Evidence already in the public domain shows that Prime Minister Tony Blair signed off in private on US war aims. In public, however, his government doctored and manufactured intelligence reports on Iraq’s supposed WMD.

In the face of widespread condemnation, Blair declared that the test of government was its ability to ignore the popular will. In this, he had the support of virtually the entire political establishment and the media.

Estimates of the number of Iraqi lives lost as a consequence of the war and occupation are as high as 1 million. Iraq has been reduced to rubble, its infrastructure largely destroyed, while millions have been turned into refugees and millions more face unemployment and grinding poverty. Some 179 British service personnel and 4,315 US troops have been killed.

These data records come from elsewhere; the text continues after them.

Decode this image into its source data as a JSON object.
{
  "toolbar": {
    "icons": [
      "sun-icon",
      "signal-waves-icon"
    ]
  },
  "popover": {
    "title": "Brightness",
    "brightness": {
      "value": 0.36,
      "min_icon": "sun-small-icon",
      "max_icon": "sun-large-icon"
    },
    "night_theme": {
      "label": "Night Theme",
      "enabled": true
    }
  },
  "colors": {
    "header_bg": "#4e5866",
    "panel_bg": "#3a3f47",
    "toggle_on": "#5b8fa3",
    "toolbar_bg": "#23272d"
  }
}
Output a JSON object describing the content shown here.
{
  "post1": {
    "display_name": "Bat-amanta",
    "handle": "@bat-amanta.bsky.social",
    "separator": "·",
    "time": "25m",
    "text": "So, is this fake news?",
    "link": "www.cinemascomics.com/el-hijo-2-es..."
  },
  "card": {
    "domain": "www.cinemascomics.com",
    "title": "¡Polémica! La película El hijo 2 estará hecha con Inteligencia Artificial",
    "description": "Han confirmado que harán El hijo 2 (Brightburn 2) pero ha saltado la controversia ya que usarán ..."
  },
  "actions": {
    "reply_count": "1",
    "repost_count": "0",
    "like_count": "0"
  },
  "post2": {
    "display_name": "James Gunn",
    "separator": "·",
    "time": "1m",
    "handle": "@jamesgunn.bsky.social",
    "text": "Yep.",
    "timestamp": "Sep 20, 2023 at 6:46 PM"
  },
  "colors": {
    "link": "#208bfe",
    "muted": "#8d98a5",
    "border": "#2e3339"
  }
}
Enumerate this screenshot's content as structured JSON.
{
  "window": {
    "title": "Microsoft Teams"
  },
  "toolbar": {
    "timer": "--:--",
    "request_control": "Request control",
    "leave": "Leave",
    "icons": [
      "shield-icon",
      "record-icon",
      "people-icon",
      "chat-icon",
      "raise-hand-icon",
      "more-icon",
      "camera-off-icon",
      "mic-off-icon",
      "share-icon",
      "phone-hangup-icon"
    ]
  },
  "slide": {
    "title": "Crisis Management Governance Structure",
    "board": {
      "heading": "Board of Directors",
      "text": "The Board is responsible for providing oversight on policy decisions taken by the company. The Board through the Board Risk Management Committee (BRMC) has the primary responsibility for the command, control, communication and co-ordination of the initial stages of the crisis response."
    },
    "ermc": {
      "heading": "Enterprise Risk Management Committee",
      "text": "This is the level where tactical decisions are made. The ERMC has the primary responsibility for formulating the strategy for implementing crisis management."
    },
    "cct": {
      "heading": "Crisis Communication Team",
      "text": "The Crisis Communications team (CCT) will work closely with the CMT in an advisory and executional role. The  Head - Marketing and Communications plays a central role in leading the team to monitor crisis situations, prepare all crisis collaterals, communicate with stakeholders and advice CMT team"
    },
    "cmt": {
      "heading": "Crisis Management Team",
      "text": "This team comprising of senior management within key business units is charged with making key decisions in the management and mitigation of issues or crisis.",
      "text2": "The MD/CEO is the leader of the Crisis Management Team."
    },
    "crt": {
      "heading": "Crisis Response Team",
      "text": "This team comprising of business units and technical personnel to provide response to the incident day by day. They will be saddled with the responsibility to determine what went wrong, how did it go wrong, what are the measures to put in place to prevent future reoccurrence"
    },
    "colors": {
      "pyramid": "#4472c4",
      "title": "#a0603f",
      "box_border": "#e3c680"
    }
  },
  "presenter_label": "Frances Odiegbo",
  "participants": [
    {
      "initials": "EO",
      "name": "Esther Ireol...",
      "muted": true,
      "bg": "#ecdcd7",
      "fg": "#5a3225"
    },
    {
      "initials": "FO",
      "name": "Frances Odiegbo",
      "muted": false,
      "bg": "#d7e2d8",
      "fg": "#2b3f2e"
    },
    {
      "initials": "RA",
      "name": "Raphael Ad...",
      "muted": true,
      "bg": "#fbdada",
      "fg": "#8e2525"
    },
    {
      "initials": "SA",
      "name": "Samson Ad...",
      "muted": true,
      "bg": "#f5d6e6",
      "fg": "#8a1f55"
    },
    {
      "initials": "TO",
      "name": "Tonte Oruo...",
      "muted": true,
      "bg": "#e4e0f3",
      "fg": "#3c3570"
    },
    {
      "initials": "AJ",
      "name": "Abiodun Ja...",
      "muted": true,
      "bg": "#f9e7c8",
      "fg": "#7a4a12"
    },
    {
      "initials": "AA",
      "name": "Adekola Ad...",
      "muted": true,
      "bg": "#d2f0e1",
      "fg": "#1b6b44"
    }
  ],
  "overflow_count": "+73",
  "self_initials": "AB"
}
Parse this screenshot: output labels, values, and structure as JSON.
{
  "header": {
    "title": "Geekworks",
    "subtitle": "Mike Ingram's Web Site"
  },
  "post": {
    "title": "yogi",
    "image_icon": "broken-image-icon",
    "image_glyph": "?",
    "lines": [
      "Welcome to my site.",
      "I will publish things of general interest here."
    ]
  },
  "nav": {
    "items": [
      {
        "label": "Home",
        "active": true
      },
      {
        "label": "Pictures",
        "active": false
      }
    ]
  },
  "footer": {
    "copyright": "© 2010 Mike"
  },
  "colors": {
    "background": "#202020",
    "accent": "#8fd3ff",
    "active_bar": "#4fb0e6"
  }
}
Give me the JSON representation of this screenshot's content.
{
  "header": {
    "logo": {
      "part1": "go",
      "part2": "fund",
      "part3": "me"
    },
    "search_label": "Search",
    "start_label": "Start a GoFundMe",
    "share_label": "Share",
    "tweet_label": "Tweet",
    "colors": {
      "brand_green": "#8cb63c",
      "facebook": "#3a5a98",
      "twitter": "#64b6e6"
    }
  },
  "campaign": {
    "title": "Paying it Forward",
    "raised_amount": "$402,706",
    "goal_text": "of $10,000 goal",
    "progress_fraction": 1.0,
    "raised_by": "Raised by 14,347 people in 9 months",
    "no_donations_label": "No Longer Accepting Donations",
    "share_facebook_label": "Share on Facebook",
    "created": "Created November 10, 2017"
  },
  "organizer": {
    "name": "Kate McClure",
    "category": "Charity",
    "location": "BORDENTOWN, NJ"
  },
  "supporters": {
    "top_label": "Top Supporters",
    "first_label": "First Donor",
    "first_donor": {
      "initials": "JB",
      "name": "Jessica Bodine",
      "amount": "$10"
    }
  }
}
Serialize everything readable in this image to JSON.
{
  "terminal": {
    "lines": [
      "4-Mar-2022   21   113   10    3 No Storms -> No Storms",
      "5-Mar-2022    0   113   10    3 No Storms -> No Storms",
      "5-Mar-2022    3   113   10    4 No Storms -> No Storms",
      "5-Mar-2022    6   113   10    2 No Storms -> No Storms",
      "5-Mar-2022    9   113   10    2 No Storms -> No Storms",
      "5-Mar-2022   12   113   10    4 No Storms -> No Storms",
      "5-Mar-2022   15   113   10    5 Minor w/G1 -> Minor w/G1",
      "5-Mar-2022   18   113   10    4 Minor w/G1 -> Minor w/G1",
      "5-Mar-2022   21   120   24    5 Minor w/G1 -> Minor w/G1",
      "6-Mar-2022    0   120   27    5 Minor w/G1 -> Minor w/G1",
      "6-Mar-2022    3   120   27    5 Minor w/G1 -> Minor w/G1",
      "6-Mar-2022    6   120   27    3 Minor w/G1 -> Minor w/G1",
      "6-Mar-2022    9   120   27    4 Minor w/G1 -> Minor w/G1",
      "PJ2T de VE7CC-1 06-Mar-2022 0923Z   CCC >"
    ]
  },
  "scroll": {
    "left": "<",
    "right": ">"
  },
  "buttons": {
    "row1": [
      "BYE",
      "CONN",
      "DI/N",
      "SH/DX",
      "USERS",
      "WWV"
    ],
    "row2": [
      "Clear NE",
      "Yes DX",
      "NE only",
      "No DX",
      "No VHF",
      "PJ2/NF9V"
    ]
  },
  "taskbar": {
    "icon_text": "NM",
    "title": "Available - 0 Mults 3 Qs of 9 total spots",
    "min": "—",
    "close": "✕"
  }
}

The cold fact for the British bourgeoisie, and the Labour government in particular, is that even an investigation aimed solely at “lesson learning” in preparation for future wars of conquest immediately opens the door for legal proceedings against the war’s architects.

The prosecution of high-ranking Nazis at the end of the Second World War established that the deliberate commissioning of an aggressive war constituted a criminal violation of international law.

Indeed, this was the first charge leveled against the Nazi leadership. As the International Tribunal convened in Nuremberg explained: “To initiate a war of aggression ... is not only an international crime, it is the supreme international crime, differing from other war crimes in that it contains within itself the accumulated evil of the whole.”

In the case of the Iraq war, this “accumulated evil” has found its malignant expression in mass killings, torture, “extraordinary rendition,” illegal detention and far-reaching attacks on basic democratic rights of the working class.

What is called for is not yet another government-sponsored inquiry into the Iraq war, but the assembling of a war crimes tribunal to prosecute Bush, Blair and their co-conspirators for their murderous actions.

This is not merely a matter of retribution against these individuals. For crimes of this scale to go unpunished would have catastrophic implications for the political, social and moral life of Britain, the United States and indeed the whole world. It would only facilitate new and even more terrible wars of aggression and the atrocities that flow from them.

Julie Hyland

Julie Hyland